Could this change, though, now that the primary election for the 2018 Senatorial election in California is just several months away? Voters are beginning to look at the unbalanced national political environment as context for what needs to be done in California to maintain our prominence and strong voice. 

Would a newcomer to the Senate have the credibility in that Feinstein does? Would a newcomer’s time spent on the learning curve and appointments to lesser committee positions than Feinstein occupies hurt us as a state? Would California, with Feinstein’s absence, lose a strong voice on judicial and intelligence issues that have national impact? 

Why could Californians consider thinking twice about Feinstein? Could her two recent remarks, sounding like support for Trump, be the reason? 

Speaking about Trump, Feinstein recently said, "I think we have to have some patience, I do. It's eight months into the tenure of the presidency . . . We'll have to see if he can forget himself and his feelings about himself enough to be able to have the empathy and direction that this country needs.” 

Are these the words of a seasoned, calculating political pro, or a sign of tiredness after several decades in politics? 

Feinstein came onto California’s political stage -- where she has spent nearly a half-century -- in 1970 with her election to the San Francisco Board of Supervisors, on which she served until 1978. Next, she was Mayor of San Francisco for a decade from 1978 to 1988. In 1990, she ran unsuccessfully against winner Pete Wilson for Governor of California. In 1992, she was elected to the U.S. Senate in a special election to serve out the last two years of Senator Pete Wilson’s term when he was elected Governor. She won her first 6-year term in 1994 and is currently in her fourth full term. Now, she must decide if she will run again in 2018, winning another 6-years to represent the state of California and the country. 

Feinstein’s voter support has increased with each successive election, with the following margins of victory: 

  •   2.3% in 1994 vs. Michael Huffington
  • 19.2% in 2000 vs. Tom Campbell 
  • 24.4% in 2006 vs. Richard Mountjoy  
  • 25.0% in 2012 vs. Elizabeth Emken

As honored and respected as she is for her decades of public service, the hard left (and possibly some moderates) may feel that Feinstein went too far in giving comfort to the “enemy.” They may fear that her remarks could signal her future attitude and policy toward the President and this could turn off her most liberal supporters. No worse legacy could befall this deeply appreciated elected official; she does not deserve to leave office with such a disaffected base. But she may decide to run again and could prevail over a neophyte candidate – even with this threat from the left hanging over her. 

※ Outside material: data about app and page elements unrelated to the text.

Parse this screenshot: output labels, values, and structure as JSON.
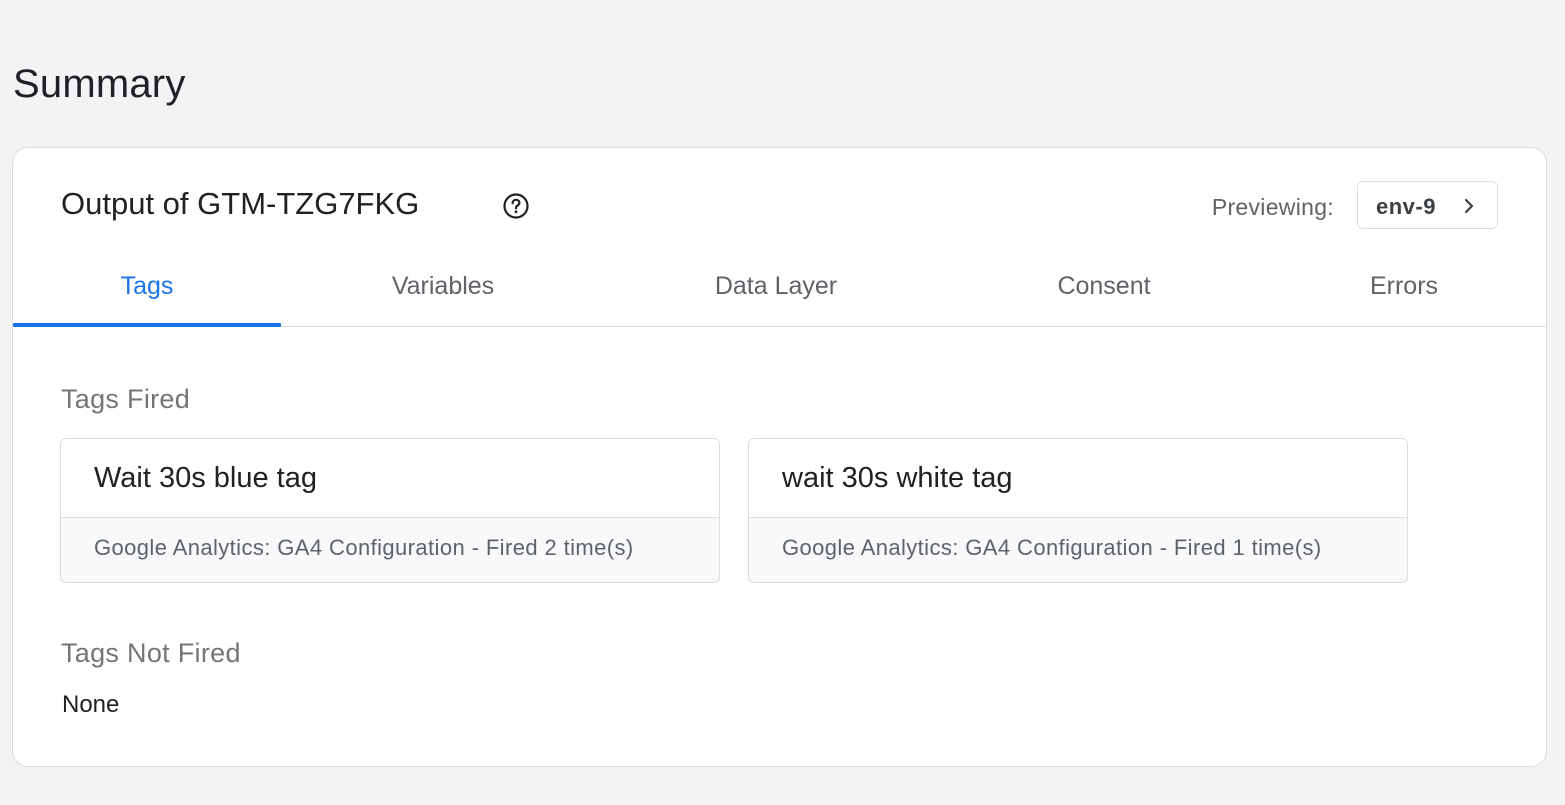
{
  "page": {
    "title": "Summary"
  },
  "card": {
    "title": "Output of GTM-TZG7FKG",
    "help_icon": "help-circle-icon",
    "previewing_label": "Previewing:",
    "env_value": "env-9",
    "env_icon": "chevron-right-icon"
  },
  "tabs": [
    {
      "label": "Tags",
      "active": true
    },
    {
      "label": "Variables",
      "active": false
    },
    {
      "label": "Data Layer",
      "active": false
    },
    {
      "label": "Consent",
      "active": false
    },
    {
      "label": "Errors",
      "active": false
    }
  ],
  "tags_fired": {
    "heading": "Tags Fired",
    "items": [
      {
        "name": "Wait 30s blue tag",
        "meta": "Google Analytics: GA4 Configuration - Fired 2 time(s)"
      },
      {
        "name": "wait 30s white tag",
        "meta": "Google Analytics: GA4 Configuration - Fired 1 time(s)"
      }
    ]
  },
  "tags_not_fired": {
    "heading": "Tags Not Fired",
    "value": "None"
  },
  "colors": {
    "accent": "#1a73e8",
    "background": "#f1f3f4",
    "border": "#dadce0"
  }
}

Feinstein has a solid political fundraising record, accumulating $35 million over her three previous statewide elections; she and her husband are also very wealthy. She would have a huge advantage over any competitor for the seat in terms of name recognition, a half-century record of service, and the ability for substantial funding. 

Will Dianne Feinstein’s attitude toward Trump become her Achilles Heel? Is this turning her loyal base away from her or can she recover in their eyes? Can California and the country afford to lose her? 

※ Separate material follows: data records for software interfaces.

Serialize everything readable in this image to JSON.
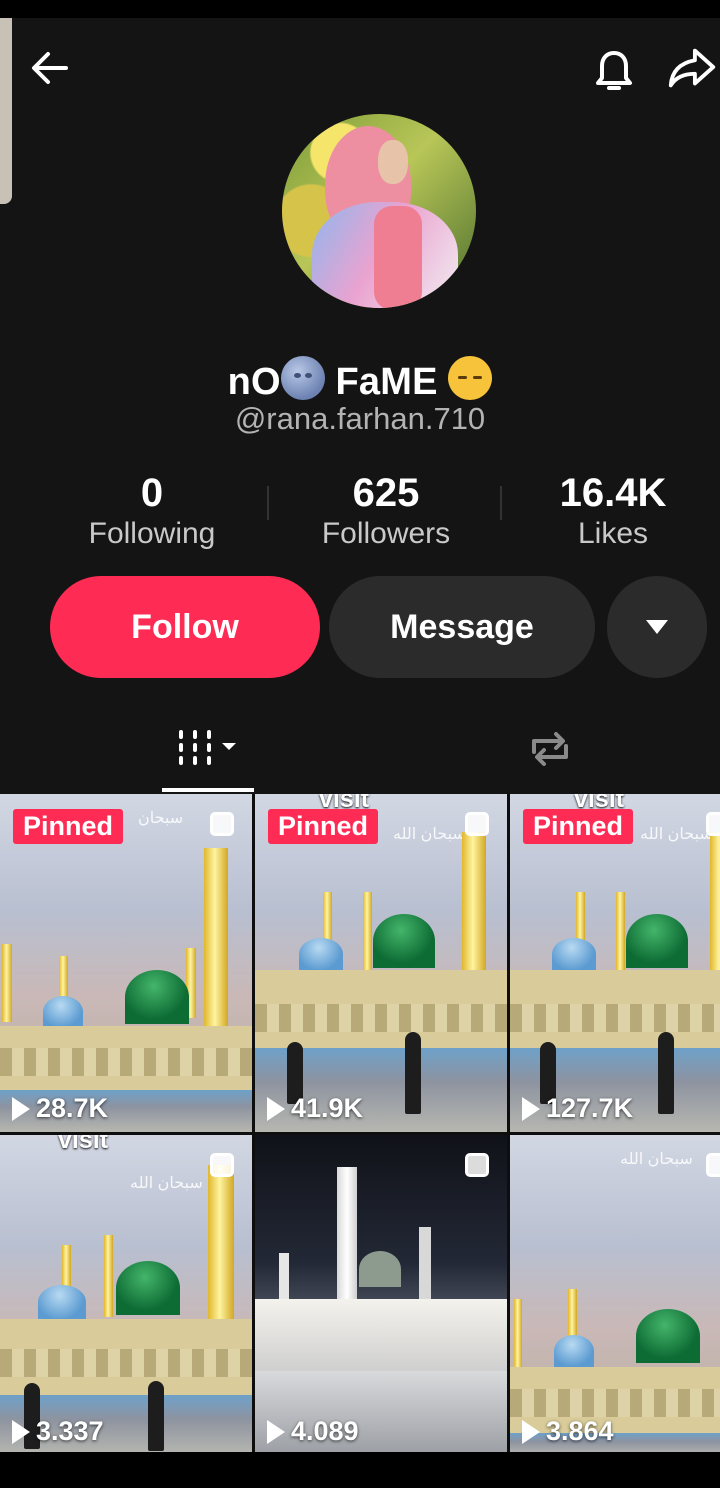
{
  "header": {
    "back_icon": "arrow-left-icon",
    "bell_icon": "bell-icon",
    "share_icon": "share-icon"
  },
  "profile": {
    "avatar": "avatar",
    "name_part1": "nO",
    "name_part2": "FaME",
    "name_icons": [
      "moon-emoji-icon",
      "sad-emoji-icon"
    ],
    "handle": "@rana.farhan.710"
  },
  "stats": [
    {
      "value": "0",
      "label": "Following"
    },
    {
      "value": "625",
      "label": "Followers"
    },
    {
      "value": "16.4K",
      "label": "Likes"
    }
  ],
  "actions": {
    "follow": "Follow",
    "message": "Message",
    "more_icon": "triangle-down-icon"
  },
  "tabs": [
    {
      "icon": "grid-icon",
      "selected": true
    },
    {
      "icon": "repost-icon",
      "selected": false
    }
  ],
  "videos": [
    {
      "pinned": "Pinned",
      "views": "28.7K",
      "overlay_text": "سبحان",
      "theme": "day"
    },
    {
      "pinned": "Pinned",
      "views": "41.9K",
      "overlay_text": "سبحان الله",
      "top_text": "visit",
      "theme": "day"
    },
    {
      "pinned": "Pinned",
      "views": "127.7K",
      "overlay_text": "سبحان الله",
      "top_text": "visit",
      "theme": "day"
    },
    {
      "views": "3.337",
      "overlay_text": "سبحان الله",
      "top_text": "visit",
      "theme": "day"
    },
    {
      "views": "4.089",
      "theme": "night"
    },
    {
      "views": "3.864",
      "overlay_text": "سبحان الله",
      "theme": "day"
    }
  ],
  "colors": {
    "accent": "#fe2c55",
    "background": "#141414",
    "secondary_button": "#2b2b2b"
  }
}
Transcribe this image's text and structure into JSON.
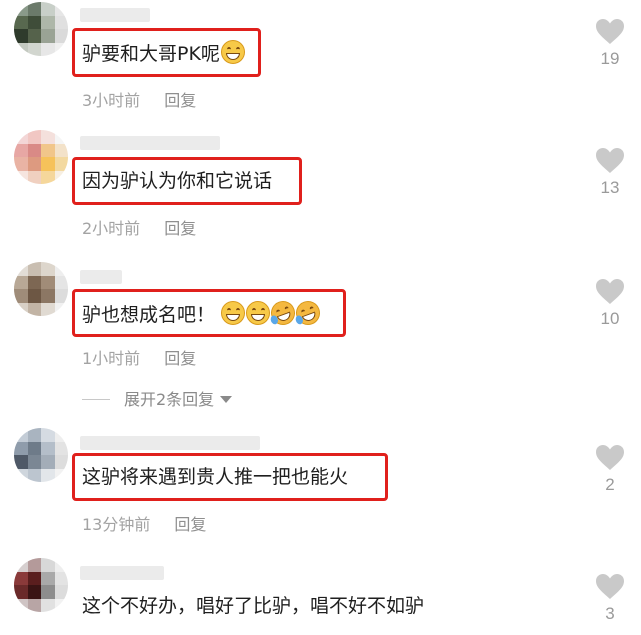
{
  "comments": [
    {
      "text": "驴要和大哥PK呢",
      "time": "3小时前",
      "reply": "回复",
      "likes": "19",
      "emoji_count": 1
    },
    {
      "text": "因为驴认为你和它说话",
      "time": "2小时前",
      "reply": "回复",
      "likes": "13"
    },
    {
      "text": "驴也想成名吧！",
      "time": "1小时前",
      "reply": "回复",
      "likes": "10",
      "emoji_names": [
        "grin-emoji",
        "grin-emoji",
        "rolling-laugh-emoji",
        "rolling-laugh-emoji"
      ]
    },
    {
      "text": "这驴将来遇到贵人推一把也能火",
      "time": "13分钟前",
      "reply": "回复",
      "likes": "2"
    },
    {
      "text": "这个不好办，唱好了比驴，唱不好不如驴",
      "likes": "3"
    }
  ],
  "expand_replies": "展开2条回复",
  "colors": {
    "highlight": "#e0201c",
    "meta": "#a3a3a3",
    "like_icon": "#c9c9c9"
  },
  "icons": {
    "like": "heart-icon",
    "expand": "chevron-down-icon"
  }
}
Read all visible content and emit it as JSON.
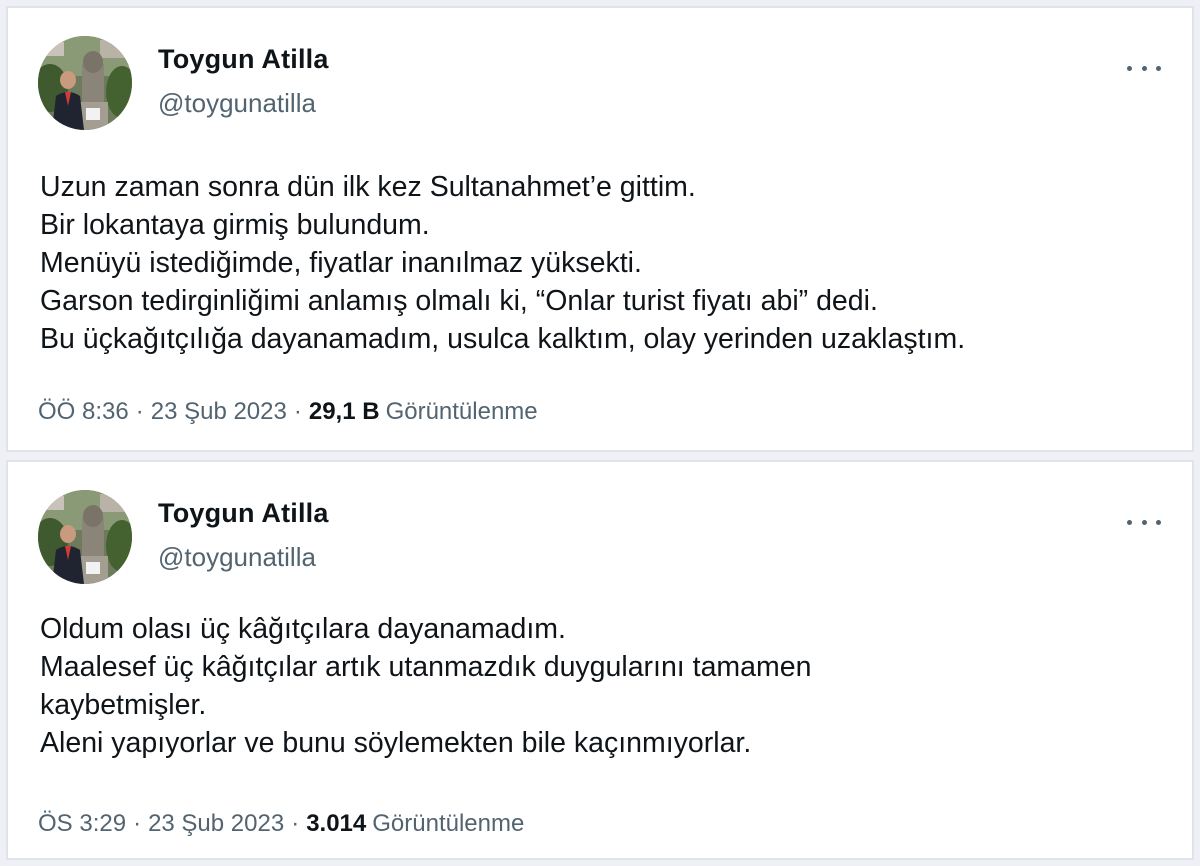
{
  "tweets": [
    {
      "author": {
        "display_name": "Toygun Atilla",
        "handle": "@toygunatilla",
        "avatar_icon": "profile-photo"
      },
      "more_icon": "more-options-icon",
      "text_lines": [
        "Uzun zaman sonra dün ilk kez Sultanahmet’e gittim.",
        "Bir lokantaya girmiş bulundum.",
        "Menüyü istediğimde, fiyatlar inanılmaz yüksekti.",
        "Garson tedirginliğimi anlamış olmalı ki, “Onlar turist fiyatı abi” dedi.",
        "Bu üçkağıtçılığa dayanamadım, usulca kalktım, olay yerinden uzaklaştım."
      ],
      "time": "ÖÖ 8:36",
      "date": "23 Şub 2023",
      "separator": "·",
      "views_count": "29,1 B",
      "views_label": "Görüntülenme"
    },
    {
      "author": {
        "display_name": "Toygun Atilla",
        "handle": "@toygunatilla",
        "avatar_icon": "profile-photo"
      },
      "more_icon": "more-options-icon",
      "text_lines": [
        "Oldum olası üç kâğıtçılara dayanamadım.",
        "Maalesef üç kâğıtçılar artık utanmazdık duygularını tamamen",
        "kaybetmişler.",
        "Aleni yapıyorlar ve bunu söylemekten bile kaçınmıyorlar."
      ],
      "time": "ÖS 3:29",
      "date": "23 Şub 2023",
      "separator": "·",
      "views_count": "3.014",
      "views_label": "Görüntülenme"
    }
  ]
}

Did the Chuck Schumer-Nancy Pelosi debt ceiling deal that seems to have driven a wedge between the President and the GOP give Feinstein political cover for saying last week about Trump, I just hope he has the ability to learn and change. If he does, he can be a good President.” 

What do you think? Was Feinstein right or wrong in expressing her support for Trump? Interact with this article by taking this quick poll …  and then view the cumulative results after you vote. 

Do you agree with Senator Feinstein that Trump “can be a good President”?
  • Votes: (0%)
  • Votes: (0%)
  • Votes: (0%)
Total Votes:
First Vote:
Last Vote:
 

Would you vote to re-elect Dianne Feinstein?
  • Votes: (0%)
  • Votes: (0%)
  • Votes: (0%)
Total Votes:
First Vote:
Last Vote:

 

(Tim Deegan is a long-time resident and community leader in the Miracle Mile, who has served as board chair at the Mid City West Community Council and on the board of the Miracle Mile Civic Coalition. Tim can be reached at timdeegan2015@gmail.com.) Edited for CityWatch by Linda Abrams.

-cw

BLOG COMMENTS POWERED BY DISQUS